11. Respondents also cite as a reason to distinguish Hopkins's situation from that of the plaintiff in Elkins (Elkins, supra, 12 Cal.3d 410) that, unlike that plaintiff, Hopkins would not be required to “advance mutually inconsistent positions” in her workers' compensation action and in this case. Even assuming that this is so, as respondents' acknowledge, the absence of inconsistency is not “a sufficient reason in and of itself to deny equitable tolling” (citing Nichols v. Canoga Industries (1978) 83 Cal.App.3d 956, 964). In addition, courts have recognized that requiring a plaintiff to simultaneously pursue two legal proceedings may be burdensome to the plaintiff in ways other than the potential need to take inconsistent positions. (See e.g. Collier v. City of Pasadena (1983) 142 Cal.App.3d 917, 933 (Collier ) [stating that without tolling plaintiffs would be “compelled to incur the expense of pursuing simultaneously two separate administrative actions”].)
12. As respondents correctly note, one court has stated, “We do not believe the Elkins court meant the tolling period could extend for the length of time it takes to adjudicate the claimant-plaintiff's permanent disability.” (Valdez v. Himmelfarb (2006) 144 Cal.App.4th 1261, 1274 (Valdez ) [stating that a final adjudication of issues regarding a claimant's permanent disability “may not occur for 10 years or more”].) However, the Valdez court acknowledged that the Elkins court did not have to decide this issue “because the plaintiff in Elkins was denied workers' compensation benefits on the ground he was not an employee of the alleged employer” (Valdez, supra, at p. 1274, italics added), and, therefore, there never was “an adjudication of the plaintiff's permanent disability because he was not entitled to any workers' compensation benefits.” (Ibid., italics added.)Similarly, in this case, neither this court nor the trial court on remand (see pt. III.B.5., post ) need determine whether the tolling period would continue for the entire length of time it takes to adjudicate Hopkins's workers' compensation case because it is undisputed that Hopkins filed this action just 128 days after the ordinary limitation period expired. However, we note that as the asserted tolling period grows in length, generally, the less likely a plaintiff will be able to establish that the defendant would not be prejudiced by the filing of the second action beyond the ordinary limitation period.
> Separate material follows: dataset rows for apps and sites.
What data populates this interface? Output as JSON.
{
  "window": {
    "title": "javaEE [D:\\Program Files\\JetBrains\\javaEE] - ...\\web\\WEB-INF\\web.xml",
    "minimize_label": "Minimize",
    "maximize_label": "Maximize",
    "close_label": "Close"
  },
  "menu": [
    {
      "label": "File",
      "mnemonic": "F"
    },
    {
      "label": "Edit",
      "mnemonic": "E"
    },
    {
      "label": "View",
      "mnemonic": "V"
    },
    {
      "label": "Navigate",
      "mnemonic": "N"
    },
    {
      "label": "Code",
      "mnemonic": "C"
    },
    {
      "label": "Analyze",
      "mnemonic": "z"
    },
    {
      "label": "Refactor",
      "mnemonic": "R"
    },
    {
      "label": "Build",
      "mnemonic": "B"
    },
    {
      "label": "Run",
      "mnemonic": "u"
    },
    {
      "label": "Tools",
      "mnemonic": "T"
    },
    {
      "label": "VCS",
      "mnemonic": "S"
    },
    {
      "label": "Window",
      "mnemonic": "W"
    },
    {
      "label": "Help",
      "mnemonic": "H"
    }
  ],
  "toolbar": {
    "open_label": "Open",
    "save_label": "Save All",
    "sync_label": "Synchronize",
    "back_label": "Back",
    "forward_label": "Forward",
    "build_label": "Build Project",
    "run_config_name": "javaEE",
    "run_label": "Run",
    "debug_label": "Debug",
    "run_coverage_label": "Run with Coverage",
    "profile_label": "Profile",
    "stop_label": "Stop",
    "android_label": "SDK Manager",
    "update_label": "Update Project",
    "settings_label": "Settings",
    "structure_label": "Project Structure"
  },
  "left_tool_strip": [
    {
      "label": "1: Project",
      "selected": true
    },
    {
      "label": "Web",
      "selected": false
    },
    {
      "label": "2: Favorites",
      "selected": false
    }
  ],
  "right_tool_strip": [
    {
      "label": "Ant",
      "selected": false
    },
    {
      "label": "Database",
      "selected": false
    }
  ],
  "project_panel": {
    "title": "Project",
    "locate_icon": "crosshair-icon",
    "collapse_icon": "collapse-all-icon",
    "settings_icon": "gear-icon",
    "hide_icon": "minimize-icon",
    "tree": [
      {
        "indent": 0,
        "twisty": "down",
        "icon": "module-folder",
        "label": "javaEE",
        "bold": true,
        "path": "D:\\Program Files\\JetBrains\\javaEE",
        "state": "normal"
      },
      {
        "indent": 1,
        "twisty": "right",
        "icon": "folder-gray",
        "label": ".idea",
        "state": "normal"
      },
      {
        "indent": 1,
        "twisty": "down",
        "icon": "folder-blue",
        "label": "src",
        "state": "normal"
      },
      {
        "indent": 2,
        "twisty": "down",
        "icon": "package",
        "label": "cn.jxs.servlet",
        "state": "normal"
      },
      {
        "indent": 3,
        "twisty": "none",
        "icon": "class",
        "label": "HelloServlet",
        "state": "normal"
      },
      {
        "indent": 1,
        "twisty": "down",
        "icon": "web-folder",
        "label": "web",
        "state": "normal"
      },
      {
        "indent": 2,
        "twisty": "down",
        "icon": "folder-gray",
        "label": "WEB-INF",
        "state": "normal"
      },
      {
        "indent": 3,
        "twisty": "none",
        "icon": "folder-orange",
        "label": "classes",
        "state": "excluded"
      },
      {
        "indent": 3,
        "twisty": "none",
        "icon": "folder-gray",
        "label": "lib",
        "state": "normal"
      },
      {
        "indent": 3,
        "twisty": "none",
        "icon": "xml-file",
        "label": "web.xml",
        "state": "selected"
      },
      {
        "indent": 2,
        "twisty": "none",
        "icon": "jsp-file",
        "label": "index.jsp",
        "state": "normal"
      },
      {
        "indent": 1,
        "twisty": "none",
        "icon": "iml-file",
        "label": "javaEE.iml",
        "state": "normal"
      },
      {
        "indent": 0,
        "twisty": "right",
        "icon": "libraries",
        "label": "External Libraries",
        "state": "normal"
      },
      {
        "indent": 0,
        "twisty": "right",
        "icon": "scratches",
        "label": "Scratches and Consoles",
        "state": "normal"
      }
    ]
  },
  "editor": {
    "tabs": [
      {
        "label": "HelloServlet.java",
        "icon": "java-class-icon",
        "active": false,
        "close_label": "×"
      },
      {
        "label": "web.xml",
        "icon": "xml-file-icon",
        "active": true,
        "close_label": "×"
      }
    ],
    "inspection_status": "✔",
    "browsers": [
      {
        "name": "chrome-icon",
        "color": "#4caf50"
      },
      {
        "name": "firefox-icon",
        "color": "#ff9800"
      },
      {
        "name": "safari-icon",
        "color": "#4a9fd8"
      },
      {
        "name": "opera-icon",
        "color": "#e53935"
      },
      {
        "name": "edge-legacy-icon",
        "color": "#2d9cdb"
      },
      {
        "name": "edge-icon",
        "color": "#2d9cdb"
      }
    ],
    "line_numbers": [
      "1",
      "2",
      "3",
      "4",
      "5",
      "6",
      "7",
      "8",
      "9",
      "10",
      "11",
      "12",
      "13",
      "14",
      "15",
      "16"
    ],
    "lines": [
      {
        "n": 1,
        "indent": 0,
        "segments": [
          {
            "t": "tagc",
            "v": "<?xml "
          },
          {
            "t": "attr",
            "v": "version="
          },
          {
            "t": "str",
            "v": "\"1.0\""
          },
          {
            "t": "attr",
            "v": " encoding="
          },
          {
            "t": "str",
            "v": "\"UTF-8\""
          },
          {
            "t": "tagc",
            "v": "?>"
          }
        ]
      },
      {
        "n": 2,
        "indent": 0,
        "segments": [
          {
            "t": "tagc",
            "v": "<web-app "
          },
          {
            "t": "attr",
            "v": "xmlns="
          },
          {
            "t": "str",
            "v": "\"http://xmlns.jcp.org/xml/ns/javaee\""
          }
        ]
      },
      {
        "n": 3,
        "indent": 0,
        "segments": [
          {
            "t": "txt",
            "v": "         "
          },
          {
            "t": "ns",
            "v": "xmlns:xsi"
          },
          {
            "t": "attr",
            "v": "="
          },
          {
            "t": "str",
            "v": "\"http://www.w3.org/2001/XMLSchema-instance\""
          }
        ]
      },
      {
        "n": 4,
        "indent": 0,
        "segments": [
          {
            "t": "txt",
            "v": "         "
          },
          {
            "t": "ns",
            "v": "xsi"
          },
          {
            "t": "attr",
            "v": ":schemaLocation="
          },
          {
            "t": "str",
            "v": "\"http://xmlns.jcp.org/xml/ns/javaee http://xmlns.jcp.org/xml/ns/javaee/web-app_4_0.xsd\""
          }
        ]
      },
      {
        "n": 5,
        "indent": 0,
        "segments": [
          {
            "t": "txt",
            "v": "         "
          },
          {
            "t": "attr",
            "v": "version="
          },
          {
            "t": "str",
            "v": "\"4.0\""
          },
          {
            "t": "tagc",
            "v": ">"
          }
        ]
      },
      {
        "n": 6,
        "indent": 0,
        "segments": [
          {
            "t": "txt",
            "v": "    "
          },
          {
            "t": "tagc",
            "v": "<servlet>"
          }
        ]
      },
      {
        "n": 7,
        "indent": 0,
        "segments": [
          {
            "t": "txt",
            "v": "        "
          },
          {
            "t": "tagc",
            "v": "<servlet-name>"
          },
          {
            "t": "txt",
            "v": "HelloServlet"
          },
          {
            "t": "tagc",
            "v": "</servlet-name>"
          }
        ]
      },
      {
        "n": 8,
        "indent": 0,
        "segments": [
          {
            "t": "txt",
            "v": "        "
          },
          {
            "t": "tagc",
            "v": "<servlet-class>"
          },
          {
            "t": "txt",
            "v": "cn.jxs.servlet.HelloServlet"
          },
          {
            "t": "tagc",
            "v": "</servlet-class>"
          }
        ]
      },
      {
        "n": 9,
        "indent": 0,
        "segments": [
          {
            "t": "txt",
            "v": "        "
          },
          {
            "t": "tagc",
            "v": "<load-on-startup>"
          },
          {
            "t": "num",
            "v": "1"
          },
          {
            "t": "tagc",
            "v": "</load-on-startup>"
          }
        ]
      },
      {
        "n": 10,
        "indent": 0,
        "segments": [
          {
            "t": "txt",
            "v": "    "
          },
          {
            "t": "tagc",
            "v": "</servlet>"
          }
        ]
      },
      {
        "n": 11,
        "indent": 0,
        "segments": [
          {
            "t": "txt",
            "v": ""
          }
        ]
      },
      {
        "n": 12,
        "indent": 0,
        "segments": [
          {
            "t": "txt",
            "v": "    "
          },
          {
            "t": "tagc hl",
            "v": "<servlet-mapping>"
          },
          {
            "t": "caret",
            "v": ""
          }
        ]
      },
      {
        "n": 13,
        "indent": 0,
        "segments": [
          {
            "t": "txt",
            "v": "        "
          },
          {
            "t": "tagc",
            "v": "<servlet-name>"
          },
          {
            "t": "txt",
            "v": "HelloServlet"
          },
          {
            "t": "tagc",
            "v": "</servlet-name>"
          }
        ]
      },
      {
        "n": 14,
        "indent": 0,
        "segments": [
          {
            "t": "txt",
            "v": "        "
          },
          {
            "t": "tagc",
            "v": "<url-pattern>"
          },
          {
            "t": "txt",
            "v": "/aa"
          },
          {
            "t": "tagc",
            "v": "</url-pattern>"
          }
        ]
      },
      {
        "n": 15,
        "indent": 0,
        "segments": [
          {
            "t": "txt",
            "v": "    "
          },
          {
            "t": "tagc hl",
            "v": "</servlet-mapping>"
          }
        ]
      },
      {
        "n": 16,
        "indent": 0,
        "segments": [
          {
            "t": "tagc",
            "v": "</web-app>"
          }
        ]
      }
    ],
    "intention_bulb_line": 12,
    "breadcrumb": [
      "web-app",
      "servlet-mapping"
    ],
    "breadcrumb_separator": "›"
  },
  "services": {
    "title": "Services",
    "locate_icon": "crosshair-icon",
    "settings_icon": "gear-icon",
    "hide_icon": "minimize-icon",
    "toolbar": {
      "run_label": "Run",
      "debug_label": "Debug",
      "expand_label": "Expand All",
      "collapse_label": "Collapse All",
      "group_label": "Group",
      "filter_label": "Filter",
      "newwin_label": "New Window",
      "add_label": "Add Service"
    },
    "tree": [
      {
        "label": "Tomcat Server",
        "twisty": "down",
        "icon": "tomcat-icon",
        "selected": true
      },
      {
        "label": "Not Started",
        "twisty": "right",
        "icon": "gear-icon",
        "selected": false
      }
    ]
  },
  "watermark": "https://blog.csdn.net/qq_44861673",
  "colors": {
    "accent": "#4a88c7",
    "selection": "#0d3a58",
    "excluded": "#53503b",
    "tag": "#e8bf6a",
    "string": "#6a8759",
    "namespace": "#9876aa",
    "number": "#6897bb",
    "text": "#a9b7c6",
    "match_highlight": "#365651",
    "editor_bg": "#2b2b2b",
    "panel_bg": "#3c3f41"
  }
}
13. We discuss the court's findings in this regard in our discussion of Hopkins's claim that there is insufficient evidence in the record to support the trial court's finding that the doctrine of equitable estoppel does not apply. (See pt. III.C., post.)
14. “ ‘ “Tolling, strictly speaking, is concerned with the point at which the limitations period begins to run and with the circumstances in which the running of the limitations period may be suspended․ Equitable estoppel, however, ․ comes into play only after the limitations period has run and addresses ․ the circumstances in which a party will be estopped from asserting the statute of limitations as a defense to an admittedly untimely action because his conduct has induced another into forbearing suit within the applicable limitations period.” ‘ [Citation.]” (Lantzy v. Centex Homes (2003) 31 Cal.4th 363, 383.)
15. The letter states, “The exclusive remedy doctrine [i.e. the rule that workers' compensation is generally the exclusive remedy of the employee and his or her dependents against the employer for workplace injuries] applies to landowners who are in a dual capacity as a landlord and employer.” Hopkins contends that the this statement implied that Perfect Smile was both her employer and the owner of the building.
WE CONCUR: McCONNELL, P. J. O'ROURKE, J.